The collective's work has spread to other cities thanks to a social media campaign.
Berlin: A ragtag band of Berlin street artists is taking aim at an urban scourge of neo-Nazi graffiti, using "love and humour" to turn swastikas into colourful symbols of inclusiveness. As authorities report a sharp rise in far-right activity in Germany, including the rampant spread of anti-migrant propaganda, the #PaintBack initiative in Berlin is fighting back.
"We as street artists wanted to send the message: you're abusing graffiti," said the club's founder Ibo Omari. "Graffiti's got nothing to do with racism -- it's about bright colours and diverse backgrounds."
Omari, 37, owns a paint shop catering to street artists, and runs "The Cultural Heirs", a organisation bringing together youth from German and immigrant backgrounds for activities from breakdancing and street art to hip-hop DJing and skateboarding. "It's a culture that shaped us in a positive way and gives young people a chance to express themselves creatively so they don't end up on the street," he said.
'Beautify' the swastika
At the headquarters, in a room plastered with classic rap album covers, the teen members practise turning Nazi swastikas, used by the far right to whip up support and intimidate minorities, into new designs. An owl, a mosquito, a rabbit with its tongue sticking out, a Rubik's cube, two men kissing, a cat in a window -- the inspiration for transforming the sharp-edged symbol seems endless.
"It's not hard to come up with ideas," 17-year-old Klemens Reichelt said. "I like it because I think swastikas don't belong in Berlin -- it's a city open to the world and I want to defend that."
Omari and a half dozen adult volunteers use the kids' motifs to "beautify" the swastika tags when they're spotted in the neighbourhood. The project began when a local resident entered Omari's shop looking for paint cans.
"He didn't look like a graffiti artist, so I asked him why he wanted them and he said he needed them to cover up a swastika that had been sprayed on a children's playground," Omari said. "We were pretty shocked that someone had done that, especially here in Schoeneberg," a western district of Berlin which is home to middle-class Germans, Turkish and Arab families, and a lively, century-old gay scene.
The appearance of the symbol of hate proved not to be a one-off, however, and swastikas started turning up more and more -- in parks, in apartment buildings -- apparently fuelled by the influx of more than one million asylum seekers after Chancellor Angela Merkel opened the borders in 2015.
The domestic intelligence agency this month reported a seven-percent rise in politically motivated crimes in 2016, one-third of which were classified as "propaganda offences".
'Sweet, cheeky images'

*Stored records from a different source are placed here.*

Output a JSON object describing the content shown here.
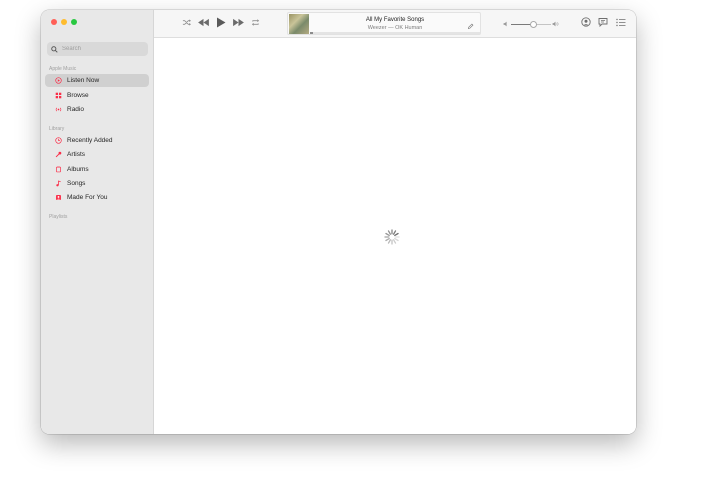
{
  "window": {
    "traffic_lights": {
      "close": "#ff5f57",
      "minimize": "#febc2e",
      "zoom": "#28c840"
    }
  },
  "sidebar": {
    "search": {
      "placeholder": "Search",
      "value": ""
    },
    "sections": [
      {
        "label": "Apple Music",
        "items": [
          {
            "label": "Listen Now",
            "icon": "play-circle-icon",
            "selected": true
          },
          {
            "label": "Browse",
            "icon": "grid-icon",
            "selected": false
          },
          {
            "label": "Radio",
            "icon": "radio-waves-icon",
            "selected": false
          }
        ]
      },
      {
        "label": "Library",
        "items": [
          {
            "label": "Recently Added",
            "icon": "clock-icon",
            "selected": false
          },
          {
            "label": "Artists",
            "icon": "microphone-icon",
            "selected": false
          },
          {
            "label": "Albums",
            "icon": "album-icon",
            "selected": false
          },
          {
            "label": "Songs",
            "icon": "music-note-icon",
            "selected": false
          },
          {
            "label": "Made For You",
            "icon": "person-square-icon",
            "selected": false
          }
        ]
      },
      {
        "label": "Playlists",
        "items": []
      }
    ],
    "accent_color": "#fa2d48"
  },
  "player": {
    "now_playing_title": "All My Favorite Songs",
    "now_playing_subtitle": "Weezer — OK Human",
    "progress": 0.02,
    "volume": 0.55,
    "controls": [
      "shuffle-icon",
      "previous-track-icon",
      "play-icon",
      "next-track-icon",
      "repeat-icon"
    ],
    "right_controls": [
      "airplay-icon",
      "lyrics-icon",
      "queue-list-icon"
    ]
  },
  "main": {
    "state": "loading"
  }
}
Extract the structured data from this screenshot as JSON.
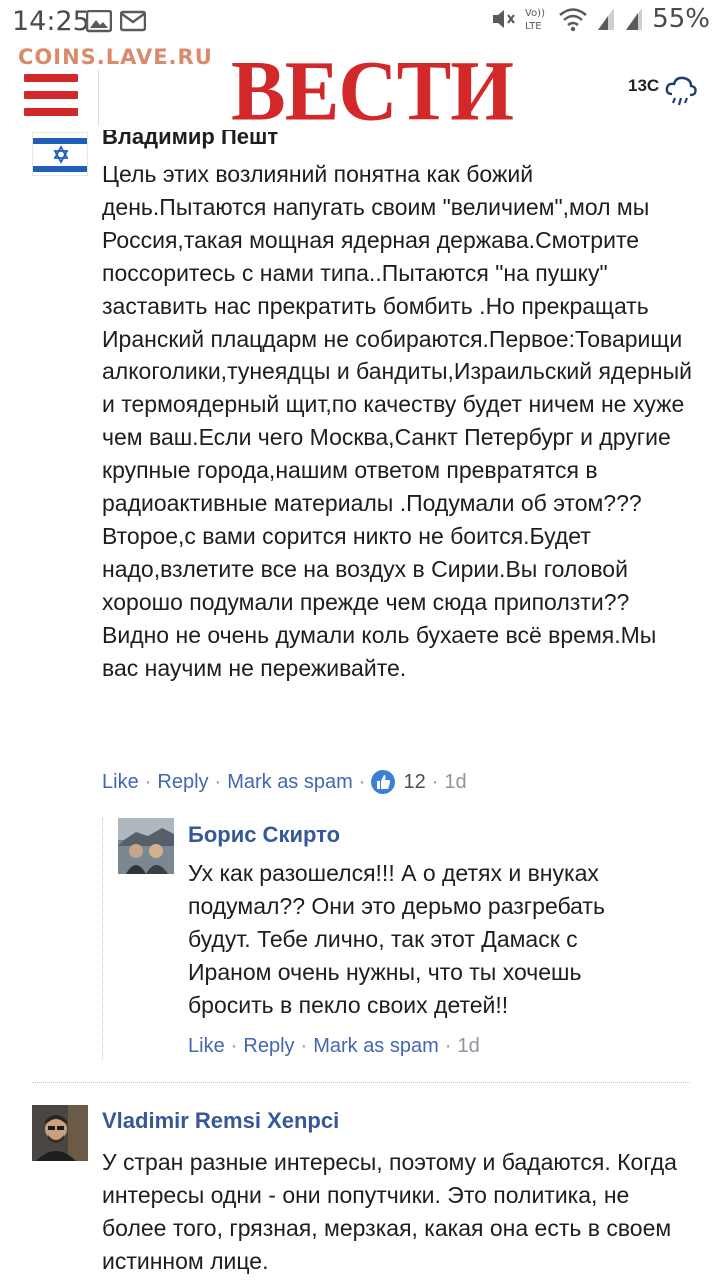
{
  "status_bar": {
    "time": "14:25",
    "battery": "55%",
    "network_label": "VoLTE",
    "icons": [
      "image-icon",
      "mail-icon",
      "mute-icon",
      "volte-icon",
      "wifi-icon",
      "signal-icon",
      "signal-icon",
      "battery-icon"
    ]
  },
  "watermark": "COINS.LAVE.RU",
  "header": {
    "logo": "ВЕСТИ",
    "weather_temp": "13C",
    "weather_icon": "rain-cloud-icon"
  },
  "comments": [
    {
      "author": "Владимир Пешт",
      "text": "Цель этих возлияний понятна как божий день.Пытаются напугать своим \"величием\",мол мы Россия,такая мощная ядерная держава.Смотрите поссоритесь с нами типа..Пытаются \"на пушку\" заставить нас прекратить бомбить .Но прекращать Иранский плацдарм не собираются.Первое:Товарищи алкоголики,тунеядцы и бандиты,Израильский ядерный и термоядерный щит,по качеству будет ничем не хуже чем ваш.Если чего Москва,Санкт Петербург и другие крупные города,нашим ответом превратятся в радиоактивные материалы .Подумали об этом???Второе,с вами сорится никто не боится.Будет надо,взлетите все на воздух в Сирии.Вы головой хорошо подумали прежде чем сюда приползти??Видно не очень думали коль бухаете всё время.Мы вас научим не переживайте.",
      "actions": {
        "like": "Like",
        "reply": "Reply",
        "spam": "Mark as spam",
        "likes_count": "12",
        "time": "1d"
      }
    },
    {
      "author": "Борис Скирто",
      "text": "Ух как разошелся!!! А о детях и внуках подумал?? Они это дерьмо разгребать будут. Тебе лично, так этот Дамаск с Ираном очень нужны, что ты хочешь бросить в пекло своих детей!!",
      "actions": {
        "like": "Like",
        "reply": "Reply",
        "spam": "Mark as spam",
        "time": "1d"
      }
    },
    {
      "author": "Vladimir Remsi Xenpci",
      "text": "У стран разные интересы, поэтому и бадаются. Когда интересы одни - они попутчики. Это политика, не более того, грязная, мерзкая, какая она есть в своем истинном лице."
    }
  ],
  "colors": {
    "brand_red": "#d3282a",
    "link_blue": "#4267b2",
    "author_blue": "#365899",
    "watermark": "#d88a6b"
  }
}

Omari, whose own parents fled Lebanon as refugees when they were expecting him, said he turned those feelings of shock and powerlessness into action with the help of local youth who wanted to leave their own mark on the German capital. "The last swastikas I had seen were more than 20 years ago so this was a new, unpleasant development," he said. "Unfortunately the zeitgeist changed in the last few years and we have to explain things to young people that actually weren't that long ago," referring to the facts of the Nazi era and the Holocaust in the 1930s-40s.
"We thought long and hard about how to react to such ugly sentiments and then we said: we'll answer with humour and love," he said. "We chose sweet, cheeky images, most of them drawn by kids so even beginners who aren't graffiti artists could reproduce them."
Neighbours now report the swastikas they find to the club. "It doesn't happen that often but once is too many," he said, estimating that the group has transformed about 20 since May 2016.
It is against the law in Germany to display swastikas and other Nazi-era symbols, but those who take matters into their own hands can also run afoul of the authorities. Germany's most famous crusader against far-right graffiti, 71-year-old Irmela Mensah-Schramm, was convicted by a Berlin court last October for spray-painting over an offensive tag.
It took until this month for the veteran of three decades on the city's streets to get the charges dropped. Omari expresses admiration for her but said he cannot allow his fellow activists to get into trouble with the police. "It is important to get the permission of the property owner because two wrongs don't make a right and we didn't want to have anyone do anything illegal," he said.
The collective's work has spread to other cities thanks to a social media campaign. Images with the hashtag #PaintBack are swapped on Instagram, Facebook and Twitter and a video the group made has been viewed more than 100,000 times on YouTube.